Byron had no formal education but was very interested in the care and needs of sick or injured horses or animals. He studied many books and articles trying to learn what he could about veterinary medicine. He kept a few basic medical supplies on hand and when called on by friends and neighbors he was more than willing to give freely of his time and self taught expertise to care for a sick cow or injured horse as there was only one veterinarian in the area.
The Titensor Ranch brand which is the =TE with the T and E connected is unique in that it once belonged to the famous William “Buffalo Bill” Cody. Byron shared the same birthday as Cody and was named William after him. Byron’s Grandfather acquired the brand years ago and handed it down to Byron’ s Father who handed it down to him. The brand had to be slightly modified by adding the double bars. The brand is still in use today. Currently the TE brand is on display at the Buffalo Bill Historical Center in Cody Wyoming.
In 1961, Dean Prosser, Executive Director of the Wyoming Stock Growers Association in Cheyenne Wyoming visited with Byron and offered him the position of Brand Inspector for the Lower Star Valley area. Byron accepted and took the job very seriously. He was admired for catering to the stockmen and providing short notice inspections. In 1973, he was invited to attend the annual Convention of the Wyoming Stock Growers Association in Cody Wyoming and was surprised to be awarded the “Brand Inspector of the Year” award. After 34 years of dedicated service he retired in 1995.
After many years of running a cow/calf operation, the ranch moved to a yearling operation. This gave Byron more opportunity to do what he loved and that was to be on his horse. He could ride the meadows, pastures and nearby hills checking the well being each animal. With years of experience he could tell immediately if something was wrong. He loved his horses, cattle and dogs and it has been said of him “Lucky be the animal that gets to live on the Byron Titensor Ranch because it is sure to get good care”.
Byron is very fortunate to still be able to ride his horse with his Son, Grandchildren and Great-Grand Children, gathering, doctoring and checking cattle and just being in the nearby hills. This has occurred as recently and this past summer of 2014 at the young age of 89.
On the wall of his home are a number of plaques and awards including ones mentioned earlier. Among those tributes is a plaque of recognition from the Wyoming Game and Fish Department for being instrumental in establishing the Trumpeter Swans in this area.

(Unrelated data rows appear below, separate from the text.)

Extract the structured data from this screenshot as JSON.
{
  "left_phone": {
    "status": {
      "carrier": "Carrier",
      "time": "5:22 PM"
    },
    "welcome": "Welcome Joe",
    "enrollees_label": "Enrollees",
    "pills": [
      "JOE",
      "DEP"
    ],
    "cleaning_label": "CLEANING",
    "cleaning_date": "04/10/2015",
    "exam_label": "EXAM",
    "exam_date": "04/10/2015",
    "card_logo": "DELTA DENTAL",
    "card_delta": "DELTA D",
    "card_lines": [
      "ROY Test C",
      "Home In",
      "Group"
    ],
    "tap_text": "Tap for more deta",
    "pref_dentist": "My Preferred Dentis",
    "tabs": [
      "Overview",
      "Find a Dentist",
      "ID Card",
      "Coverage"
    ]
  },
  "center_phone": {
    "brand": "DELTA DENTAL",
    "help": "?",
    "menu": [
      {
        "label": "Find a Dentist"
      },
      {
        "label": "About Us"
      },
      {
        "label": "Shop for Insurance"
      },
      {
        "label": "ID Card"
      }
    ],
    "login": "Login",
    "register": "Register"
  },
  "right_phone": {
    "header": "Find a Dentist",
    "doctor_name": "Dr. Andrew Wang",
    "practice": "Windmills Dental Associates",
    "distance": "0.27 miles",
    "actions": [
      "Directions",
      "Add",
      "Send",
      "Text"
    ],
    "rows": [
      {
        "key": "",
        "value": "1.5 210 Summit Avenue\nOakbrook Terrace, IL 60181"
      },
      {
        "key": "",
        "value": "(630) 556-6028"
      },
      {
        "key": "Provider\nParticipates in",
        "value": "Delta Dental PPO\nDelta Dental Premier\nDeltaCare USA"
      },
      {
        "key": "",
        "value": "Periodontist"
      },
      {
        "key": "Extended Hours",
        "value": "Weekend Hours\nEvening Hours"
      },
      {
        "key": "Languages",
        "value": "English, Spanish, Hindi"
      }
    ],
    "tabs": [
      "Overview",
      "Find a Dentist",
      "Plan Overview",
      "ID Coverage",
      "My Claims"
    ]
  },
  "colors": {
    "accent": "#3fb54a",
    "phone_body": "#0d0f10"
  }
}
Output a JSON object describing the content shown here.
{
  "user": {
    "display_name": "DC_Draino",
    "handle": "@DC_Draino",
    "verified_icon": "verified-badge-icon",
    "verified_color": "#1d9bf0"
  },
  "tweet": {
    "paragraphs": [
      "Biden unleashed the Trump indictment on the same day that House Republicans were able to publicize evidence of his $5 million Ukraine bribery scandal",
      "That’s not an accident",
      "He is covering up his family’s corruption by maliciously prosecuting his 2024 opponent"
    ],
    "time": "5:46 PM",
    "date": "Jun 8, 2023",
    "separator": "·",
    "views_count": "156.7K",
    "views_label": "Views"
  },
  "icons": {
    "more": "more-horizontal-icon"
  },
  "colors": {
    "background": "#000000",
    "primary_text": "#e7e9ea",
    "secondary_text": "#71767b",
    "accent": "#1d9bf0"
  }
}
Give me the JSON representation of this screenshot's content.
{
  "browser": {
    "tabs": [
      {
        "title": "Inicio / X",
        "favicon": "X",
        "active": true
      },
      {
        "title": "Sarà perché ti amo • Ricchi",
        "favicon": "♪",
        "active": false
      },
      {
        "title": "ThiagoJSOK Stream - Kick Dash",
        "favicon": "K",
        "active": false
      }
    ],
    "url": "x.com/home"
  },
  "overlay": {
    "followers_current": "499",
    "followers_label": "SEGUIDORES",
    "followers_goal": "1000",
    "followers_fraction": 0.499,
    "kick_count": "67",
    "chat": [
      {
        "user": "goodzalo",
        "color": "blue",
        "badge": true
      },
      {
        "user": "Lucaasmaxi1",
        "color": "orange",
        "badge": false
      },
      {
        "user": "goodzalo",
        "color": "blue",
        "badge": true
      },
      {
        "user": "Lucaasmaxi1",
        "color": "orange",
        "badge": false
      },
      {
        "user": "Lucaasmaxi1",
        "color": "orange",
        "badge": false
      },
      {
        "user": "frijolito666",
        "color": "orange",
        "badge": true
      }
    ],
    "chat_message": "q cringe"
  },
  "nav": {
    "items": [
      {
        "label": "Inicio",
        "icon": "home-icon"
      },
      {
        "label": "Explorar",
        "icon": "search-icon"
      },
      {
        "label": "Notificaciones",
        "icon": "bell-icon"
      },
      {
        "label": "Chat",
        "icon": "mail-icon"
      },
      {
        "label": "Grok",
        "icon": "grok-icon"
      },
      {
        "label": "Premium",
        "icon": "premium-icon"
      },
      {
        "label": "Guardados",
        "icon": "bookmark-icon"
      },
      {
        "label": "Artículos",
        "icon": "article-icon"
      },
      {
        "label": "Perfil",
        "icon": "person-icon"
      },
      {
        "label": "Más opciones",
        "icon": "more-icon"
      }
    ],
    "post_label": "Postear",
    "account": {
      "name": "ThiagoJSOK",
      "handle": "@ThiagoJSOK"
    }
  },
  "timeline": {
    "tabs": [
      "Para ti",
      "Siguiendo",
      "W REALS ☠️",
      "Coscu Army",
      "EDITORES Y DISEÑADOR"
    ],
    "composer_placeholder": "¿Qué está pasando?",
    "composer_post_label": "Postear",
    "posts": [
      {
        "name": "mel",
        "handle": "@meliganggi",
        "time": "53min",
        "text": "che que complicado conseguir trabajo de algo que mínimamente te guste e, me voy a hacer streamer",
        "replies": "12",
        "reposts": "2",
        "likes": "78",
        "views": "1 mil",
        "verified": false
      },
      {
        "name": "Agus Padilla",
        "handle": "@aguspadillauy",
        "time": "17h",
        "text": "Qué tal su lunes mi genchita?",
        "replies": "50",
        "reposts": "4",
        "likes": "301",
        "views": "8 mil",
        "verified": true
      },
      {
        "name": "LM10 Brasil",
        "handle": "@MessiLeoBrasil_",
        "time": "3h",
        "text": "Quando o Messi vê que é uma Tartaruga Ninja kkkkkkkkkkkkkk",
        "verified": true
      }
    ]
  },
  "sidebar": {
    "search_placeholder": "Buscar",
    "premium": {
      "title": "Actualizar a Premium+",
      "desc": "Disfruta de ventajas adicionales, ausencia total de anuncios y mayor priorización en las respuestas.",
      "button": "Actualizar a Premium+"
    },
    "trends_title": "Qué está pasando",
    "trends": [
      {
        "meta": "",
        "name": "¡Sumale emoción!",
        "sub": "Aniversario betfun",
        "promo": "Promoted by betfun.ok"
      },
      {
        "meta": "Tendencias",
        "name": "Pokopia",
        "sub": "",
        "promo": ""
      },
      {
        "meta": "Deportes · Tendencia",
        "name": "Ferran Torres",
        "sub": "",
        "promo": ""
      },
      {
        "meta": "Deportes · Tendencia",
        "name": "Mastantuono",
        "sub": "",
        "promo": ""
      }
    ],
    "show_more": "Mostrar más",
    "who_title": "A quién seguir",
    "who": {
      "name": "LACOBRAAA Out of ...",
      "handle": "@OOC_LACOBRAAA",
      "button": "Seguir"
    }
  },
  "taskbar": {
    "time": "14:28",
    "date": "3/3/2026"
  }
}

As far as public service, Byron was instrumental in organizing the Thayne Volunteer Fire Department and served in several different capacities of that organization. Some 50 years later he was recognized as a Charter Member. Byron also served on the Thayne Wyoming Town Counsel and is a lifelong member of his Church.
Byron and his wife Wilma have been married 69 years and together have a posterity of one son, Terry, one daughter, Connie, 6 Grandchildren, 13 Great-Grand Children, and their first Great-Great Grandchild is on the way. Byron has a deep and special love for his family and has tried to live his life as an example to them.
His life is characterized in this short bit of Poetry:
Let me live my life as it began,
Keep me as honest as the horse I love to ride,
Right me sometimes when I turn aside,
And guide me toward the Great Divide.